Top of Material for this exercise

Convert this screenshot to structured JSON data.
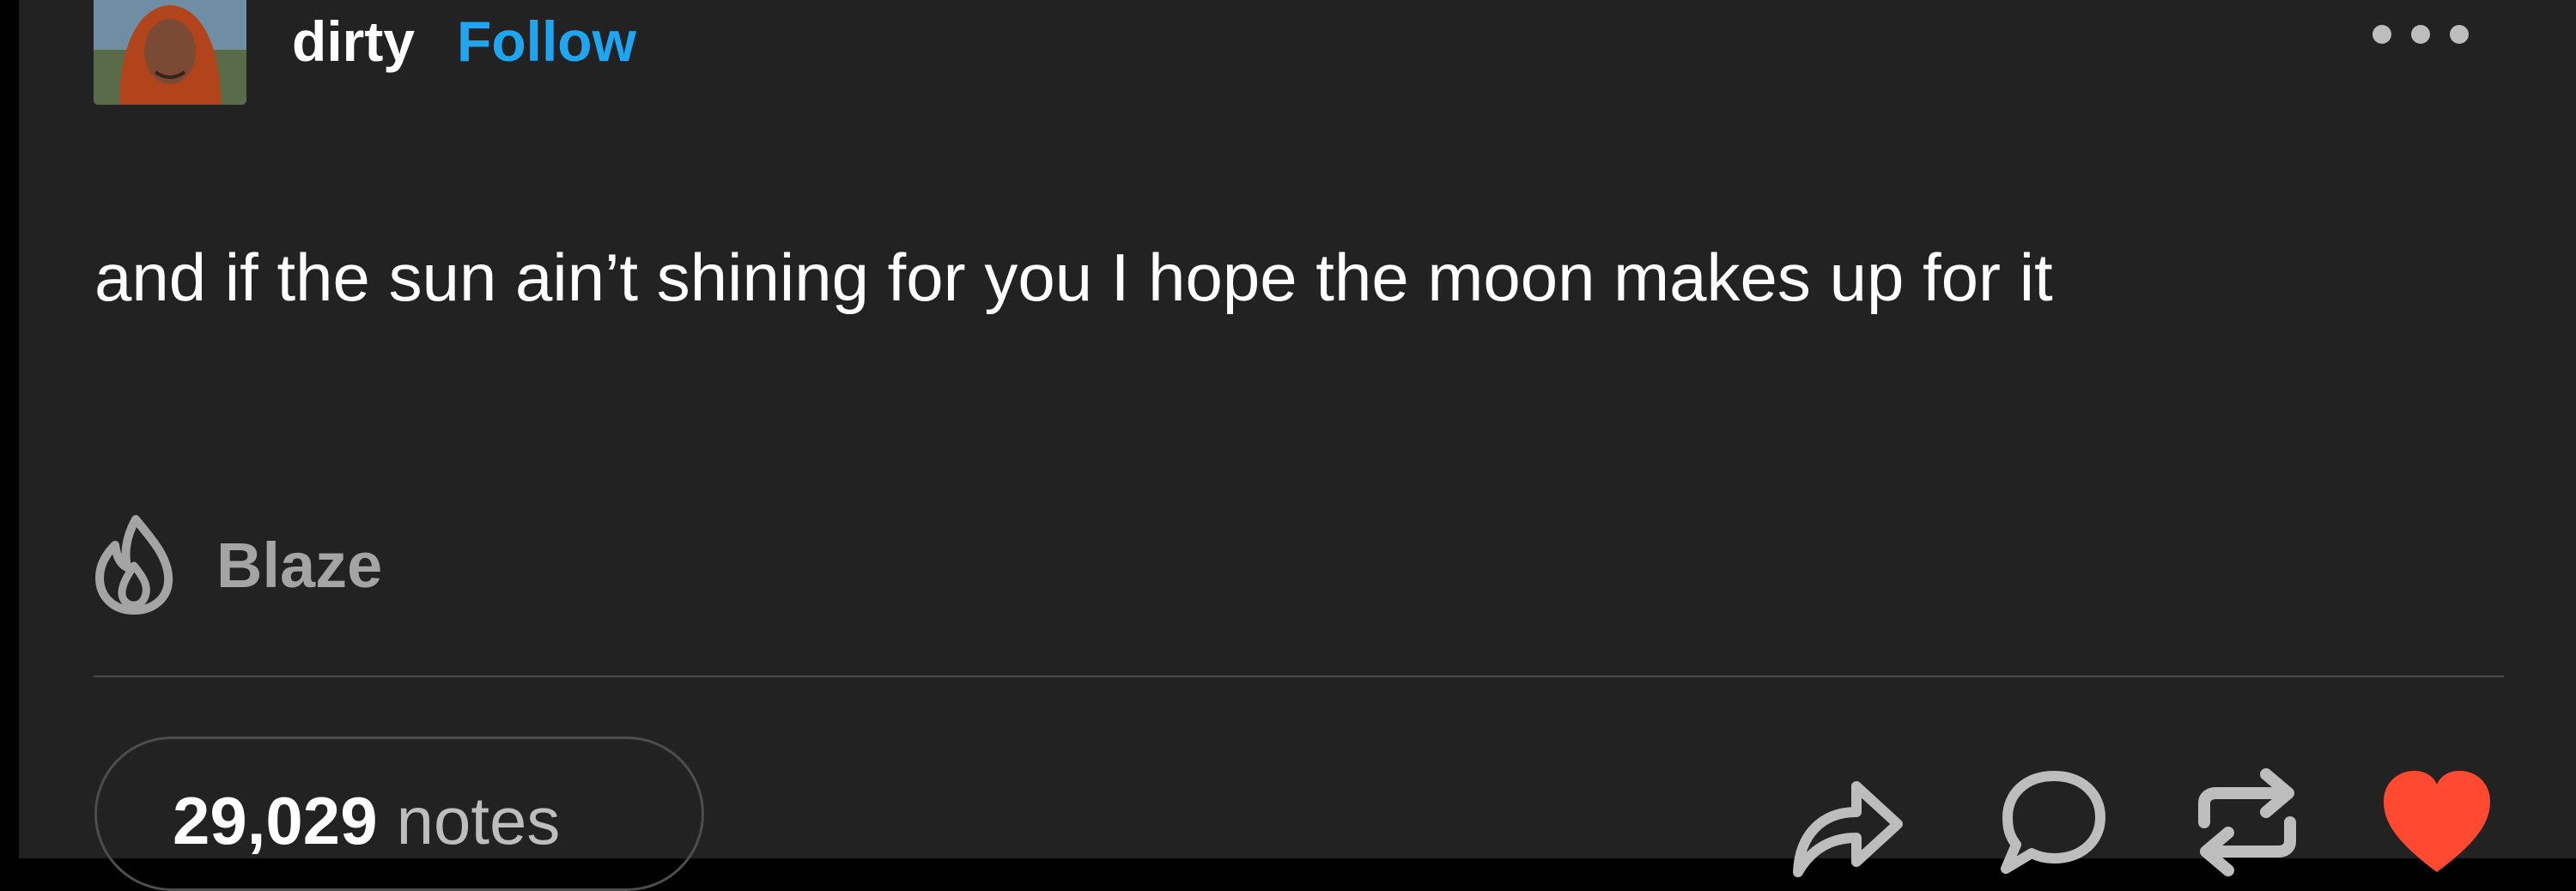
{
  "post": {
    "username": "dirty",
    "follow_label": "Follow",
    "body": "and if the sun ain’t shining for you I hope the moon makes up for it",
    "blaze_label": "Blaze",
    "notes_count": "29,029",
    "notes_label": "notes"
  },
  "icons": {
    "avatar": "avatar-image",
    "more": "more-options-icon",
    "blaze": "flame-icon",
    "share": "share-arrow-icon",
    "reply": "speech-bubble-icon",
    "reblog": "reblog-icon",
    "like": "heart-icon"
  },
  "colors": {
    "background": "#222222",
    "accent": "#1fa6f2",
    "like": "#ff4930",
    "muted": "#a4a4a4"
  }
}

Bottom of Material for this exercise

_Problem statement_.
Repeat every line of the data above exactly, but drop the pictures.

_Response below_.
Convert this screenshot to structured JSON data.
{
  "post": {
    "username": "dirty",
    "follow_label": "Follow",
    "body": "and if the sun ain’t shining for you I hope the moon makes up for it",
    "blaze_label": "Blaze",
    "notes_count": "29,029",
    "notes_label": "notes"
  },
  "icons": {
    "avatar": "avatar-image",
    "more": "more-options-icon",
    "blaze": "flame-icon",
    "share": "share-arrow-icon",
    "reply": "speech-bubble-icon",
    "reblog": "reblog-icon",
    "like": "heart-icon"
  },
  "colors": {
    "background": "#222222",
    "accent": "#1fa6f2",
    "like": "#ff4930",
    "muted": "#a4a4a4"
  }
}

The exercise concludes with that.